On first discovering the amazing light emitting properties of perovskites, Professor Snaith decided to approach his former tutor at Cambridge University, Professor Sir Richard Friend, who as a founding father of polymer OLED displays had already commercialised important display materials technologies through Cambridge Display Technology. Together, they launched Helio, the first joint spin out from Oxford and Cambridge.
Helio CEO, Simon Jones (right in photo above), explains that the business is aiming to offer manufacturers a way of producing large screens at higher performance and lower cost without any need to significantly change their production techniques.
“We’re going to allow companies to produce higher value screens using their existing manufacturing infrastructure which will create huge value for Helio’s uniquely enabling materials,” he says.
“That value comes from a superior viewing experience combined with much lower power consumption which has always been important for mobile devices but is now increasingly important for mains powered devices like large TVs.”
To understand how the technology works, Simon Jones reveals people first need to think of the limitations of today’s screen technology.
“If you hold up a tv screen in front of a real-world scene, it doesn’t look the same. This is due to a lack of colour range, brightness and contrast,” he says.
“We are helping manufacturers get closer to natural world performance by incorporating our perovskite materials into the sub-pixel architecture of the screen.”
This better performance comes partly from the natural ability of perovskites to convert light from one colour to another in a very thin film, which is extremely important for optical design and manufacturing cost reasons. For example, Helio’s materials can convert 99.9% of incident blue light into green light in a film of less than 5 microns. The result is brighter more vivid colours displayed on screens that consume less power. At home, the main advantage will be a far better viewing experience. This will also be the case in commercial uses, with the added attraction of considerable savings in running costs.

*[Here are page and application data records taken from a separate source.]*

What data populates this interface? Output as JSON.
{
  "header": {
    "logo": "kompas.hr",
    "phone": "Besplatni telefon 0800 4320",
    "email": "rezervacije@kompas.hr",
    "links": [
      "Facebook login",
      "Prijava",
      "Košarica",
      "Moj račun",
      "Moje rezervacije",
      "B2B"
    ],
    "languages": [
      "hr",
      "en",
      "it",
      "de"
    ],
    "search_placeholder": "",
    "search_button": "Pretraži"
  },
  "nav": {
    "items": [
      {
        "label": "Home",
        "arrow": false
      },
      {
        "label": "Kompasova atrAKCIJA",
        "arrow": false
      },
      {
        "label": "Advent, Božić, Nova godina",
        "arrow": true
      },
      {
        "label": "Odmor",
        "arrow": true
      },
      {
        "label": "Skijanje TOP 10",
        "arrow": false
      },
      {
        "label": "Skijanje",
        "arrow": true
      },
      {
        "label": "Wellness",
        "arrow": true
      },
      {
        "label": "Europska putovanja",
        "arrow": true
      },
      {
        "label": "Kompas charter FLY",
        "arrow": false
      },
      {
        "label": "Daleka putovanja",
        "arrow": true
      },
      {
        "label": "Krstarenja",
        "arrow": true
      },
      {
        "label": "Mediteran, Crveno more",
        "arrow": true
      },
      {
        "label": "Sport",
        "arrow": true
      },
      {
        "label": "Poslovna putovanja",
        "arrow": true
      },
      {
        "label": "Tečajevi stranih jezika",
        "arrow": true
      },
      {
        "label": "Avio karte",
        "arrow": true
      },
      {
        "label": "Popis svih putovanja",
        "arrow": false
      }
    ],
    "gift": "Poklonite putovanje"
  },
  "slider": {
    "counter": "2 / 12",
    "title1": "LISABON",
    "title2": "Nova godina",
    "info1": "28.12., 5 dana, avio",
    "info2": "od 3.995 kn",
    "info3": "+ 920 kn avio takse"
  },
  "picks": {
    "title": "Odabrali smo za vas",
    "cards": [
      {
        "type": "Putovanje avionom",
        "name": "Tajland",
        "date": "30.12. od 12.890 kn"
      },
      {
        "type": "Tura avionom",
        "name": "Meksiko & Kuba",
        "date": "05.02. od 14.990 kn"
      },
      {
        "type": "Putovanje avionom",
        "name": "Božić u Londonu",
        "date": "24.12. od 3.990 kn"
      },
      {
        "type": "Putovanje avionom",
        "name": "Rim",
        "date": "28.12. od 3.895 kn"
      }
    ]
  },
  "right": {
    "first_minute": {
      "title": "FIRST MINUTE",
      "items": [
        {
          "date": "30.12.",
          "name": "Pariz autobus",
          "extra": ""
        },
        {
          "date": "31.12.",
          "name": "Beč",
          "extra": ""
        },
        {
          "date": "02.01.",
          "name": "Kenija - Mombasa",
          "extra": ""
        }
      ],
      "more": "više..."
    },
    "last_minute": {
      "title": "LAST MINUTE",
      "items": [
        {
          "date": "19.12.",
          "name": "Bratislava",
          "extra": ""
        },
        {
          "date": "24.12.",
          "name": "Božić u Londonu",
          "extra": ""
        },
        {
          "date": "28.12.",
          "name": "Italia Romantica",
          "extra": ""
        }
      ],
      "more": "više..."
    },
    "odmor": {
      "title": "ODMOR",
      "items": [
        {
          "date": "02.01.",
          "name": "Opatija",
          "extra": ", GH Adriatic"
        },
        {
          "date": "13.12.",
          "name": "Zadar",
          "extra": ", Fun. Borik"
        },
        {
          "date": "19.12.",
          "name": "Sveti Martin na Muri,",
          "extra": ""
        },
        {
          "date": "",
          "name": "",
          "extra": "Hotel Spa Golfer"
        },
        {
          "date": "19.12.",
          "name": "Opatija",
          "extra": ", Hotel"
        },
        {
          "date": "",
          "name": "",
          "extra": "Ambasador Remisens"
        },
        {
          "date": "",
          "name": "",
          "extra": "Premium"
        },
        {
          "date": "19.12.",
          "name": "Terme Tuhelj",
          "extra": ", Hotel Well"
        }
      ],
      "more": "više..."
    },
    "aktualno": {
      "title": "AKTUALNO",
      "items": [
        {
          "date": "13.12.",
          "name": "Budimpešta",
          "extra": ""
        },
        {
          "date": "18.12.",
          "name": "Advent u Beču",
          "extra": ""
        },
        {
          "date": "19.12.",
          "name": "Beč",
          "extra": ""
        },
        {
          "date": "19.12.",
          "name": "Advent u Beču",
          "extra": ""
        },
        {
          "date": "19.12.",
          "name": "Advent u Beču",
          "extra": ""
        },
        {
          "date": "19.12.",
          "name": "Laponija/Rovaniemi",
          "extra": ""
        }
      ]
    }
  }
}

Shortly before moving into the Wood Centre for Innovation in Headington, Helio announced a successful Series A finance round which raised $4.75m. Longwall Venture Partners and BGF lead the round. Simon Jones says the funding empowers the business to scale up its capacity to design products and engage with partners in the display supply chain.
The successful investment round has also enabled the business to expand its team with key new hires, including Dr Valérie Berryman-Bousquet as VP Engineering. Valérie brings more than twenty years of experience heading up R&D into new screen technologies, primarily at Sharp. Prof. Henry Snaith has also just been appointed as Chief Scientific Officer.
The recent additions to the team bring the company’s head count to ten but it has plans to carry on recruiting throughout the rest of the year as it settles into its new office and lab. According to Simon Jones, the Wood Centre for Innovation was chosen because of its flexible and proactive approach to meeting Helio’s requirements.
“We were really impressed by how helpful the Wood Centre management team were in listening to our specialist requirements,” he says.
“We had some very detailed wet lab requirements, which we might have been able to get elsewhere, but the Wood Centre team were prepared to go the extra mile to deliver a facility that really is a perfect fit for Helio.”
To find out more about Helio Display Materials, including current vacancies, check out their website here